Minister Brandon Lewis said on Sunday that Britain would unilaterally introduce legislation on Monday to eliminate some of the rules governing post-Brexit trade with Northern Ireland, not breaking international law.
“The legislation that we will outline tomorrow is within the law; what we are going to do is valid and it is right,” the Northern Ireland secretary told Sky News.
When Britain left the European Union, Prime Minister Boris Johnson agreed to a protocol, which called for the preservation of the open border with Ireland specified in the Good Friday Peace Agreement, as part of the European Union’s Single Market and Northern Ireland in the Customs Union. effectively abandoned.
Any unilateral move by London to abrogate the treaty would provoke a fiery argument with the EU.
Ireland’s Sinn Fein, the nationalist party that won a historic victory in the Northern Ireland assembly election last month, said on Sunday that Britain would “undoubtedly” break the law by unilaterally changing protocol.
Lewis said however that the protocol needed to be changed because it was “fundamentally undermining” the Good Friday Agreement.
He said it was disrupting people’s lives in Northern Ireland, blocking the functioning of government institutions, and not respecting Britain’s own internal market.
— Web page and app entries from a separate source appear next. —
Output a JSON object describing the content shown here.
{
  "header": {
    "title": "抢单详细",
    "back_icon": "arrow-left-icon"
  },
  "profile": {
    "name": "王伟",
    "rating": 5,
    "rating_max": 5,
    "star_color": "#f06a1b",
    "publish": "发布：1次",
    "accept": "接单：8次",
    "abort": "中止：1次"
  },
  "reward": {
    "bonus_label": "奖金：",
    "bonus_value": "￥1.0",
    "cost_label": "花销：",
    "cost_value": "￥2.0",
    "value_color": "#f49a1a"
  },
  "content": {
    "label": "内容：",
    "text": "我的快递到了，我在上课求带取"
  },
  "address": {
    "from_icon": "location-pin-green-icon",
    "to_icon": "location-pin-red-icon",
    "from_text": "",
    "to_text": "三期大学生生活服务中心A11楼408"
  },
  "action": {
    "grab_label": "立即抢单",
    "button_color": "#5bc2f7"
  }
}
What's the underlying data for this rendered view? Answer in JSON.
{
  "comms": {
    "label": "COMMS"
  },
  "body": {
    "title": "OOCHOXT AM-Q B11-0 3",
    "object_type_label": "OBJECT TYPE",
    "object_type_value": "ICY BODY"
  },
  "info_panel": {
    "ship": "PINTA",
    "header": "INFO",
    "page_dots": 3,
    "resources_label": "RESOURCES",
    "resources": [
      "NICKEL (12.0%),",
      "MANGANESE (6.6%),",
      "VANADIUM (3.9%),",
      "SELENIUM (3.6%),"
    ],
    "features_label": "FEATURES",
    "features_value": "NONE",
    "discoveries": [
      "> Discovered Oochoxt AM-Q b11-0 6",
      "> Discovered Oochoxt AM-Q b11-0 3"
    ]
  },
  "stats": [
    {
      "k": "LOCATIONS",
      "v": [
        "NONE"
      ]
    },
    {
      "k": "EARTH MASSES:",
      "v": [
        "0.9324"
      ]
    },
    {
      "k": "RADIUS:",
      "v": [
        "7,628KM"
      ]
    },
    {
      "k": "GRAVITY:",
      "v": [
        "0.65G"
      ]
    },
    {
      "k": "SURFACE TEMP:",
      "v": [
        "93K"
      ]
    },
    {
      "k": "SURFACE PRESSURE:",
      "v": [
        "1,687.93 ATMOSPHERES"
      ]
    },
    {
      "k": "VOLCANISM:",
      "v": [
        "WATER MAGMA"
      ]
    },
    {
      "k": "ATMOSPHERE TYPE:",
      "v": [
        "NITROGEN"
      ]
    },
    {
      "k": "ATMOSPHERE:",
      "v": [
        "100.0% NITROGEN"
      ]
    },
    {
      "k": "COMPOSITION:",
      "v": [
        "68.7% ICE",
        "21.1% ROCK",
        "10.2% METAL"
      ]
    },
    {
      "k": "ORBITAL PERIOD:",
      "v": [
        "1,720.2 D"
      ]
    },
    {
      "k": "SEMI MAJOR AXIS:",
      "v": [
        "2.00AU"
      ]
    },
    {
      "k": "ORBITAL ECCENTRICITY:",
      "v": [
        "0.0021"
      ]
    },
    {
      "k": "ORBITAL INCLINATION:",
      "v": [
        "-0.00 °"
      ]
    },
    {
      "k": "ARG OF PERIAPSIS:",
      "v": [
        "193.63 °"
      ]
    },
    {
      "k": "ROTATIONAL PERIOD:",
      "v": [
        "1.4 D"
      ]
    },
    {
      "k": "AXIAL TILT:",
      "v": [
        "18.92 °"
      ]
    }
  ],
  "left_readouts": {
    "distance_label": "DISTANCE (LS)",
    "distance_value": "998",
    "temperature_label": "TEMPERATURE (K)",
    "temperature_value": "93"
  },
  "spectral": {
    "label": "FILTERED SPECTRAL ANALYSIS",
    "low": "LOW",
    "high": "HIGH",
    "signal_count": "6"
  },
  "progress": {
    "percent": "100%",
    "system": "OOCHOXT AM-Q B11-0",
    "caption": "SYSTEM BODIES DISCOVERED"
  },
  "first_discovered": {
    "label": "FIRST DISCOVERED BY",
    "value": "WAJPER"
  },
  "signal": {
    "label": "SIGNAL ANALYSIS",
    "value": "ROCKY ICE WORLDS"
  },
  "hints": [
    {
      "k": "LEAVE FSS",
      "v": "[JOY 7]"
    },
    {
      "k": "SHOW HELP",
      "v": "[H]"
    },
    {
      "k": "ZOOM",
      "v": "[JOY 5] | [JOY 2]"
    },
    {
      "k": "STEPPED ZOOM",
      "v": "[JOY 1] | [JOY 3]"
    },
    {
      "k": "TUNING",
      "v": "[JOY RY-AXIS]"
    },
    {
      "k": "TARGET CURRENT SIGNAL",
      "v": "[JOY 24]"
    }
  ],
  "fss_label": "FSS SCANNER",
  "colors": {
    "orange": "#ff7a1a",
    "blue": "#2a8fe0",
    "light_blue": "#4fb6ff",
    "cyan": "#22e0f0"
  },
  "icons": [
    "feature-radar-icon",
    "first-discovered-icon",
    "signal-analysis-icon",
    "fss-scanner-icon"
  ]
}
Lewis declined to say how the protocol would be changed, but said the government would determine the legal basis on which it was bringing the law.
Sinn Féin President Mary Lou McDonald said London could work with Dublin and Brussels to improve the protocol’s application.
“There is a willingness, by the European Commission, to engage, but the British government has refused to be involved,” she told Sky News from Dublin.
“It has not been constructive, it has sought a destructive path, and is now proposing to introduce legislation that would undoubtedly violate international law.”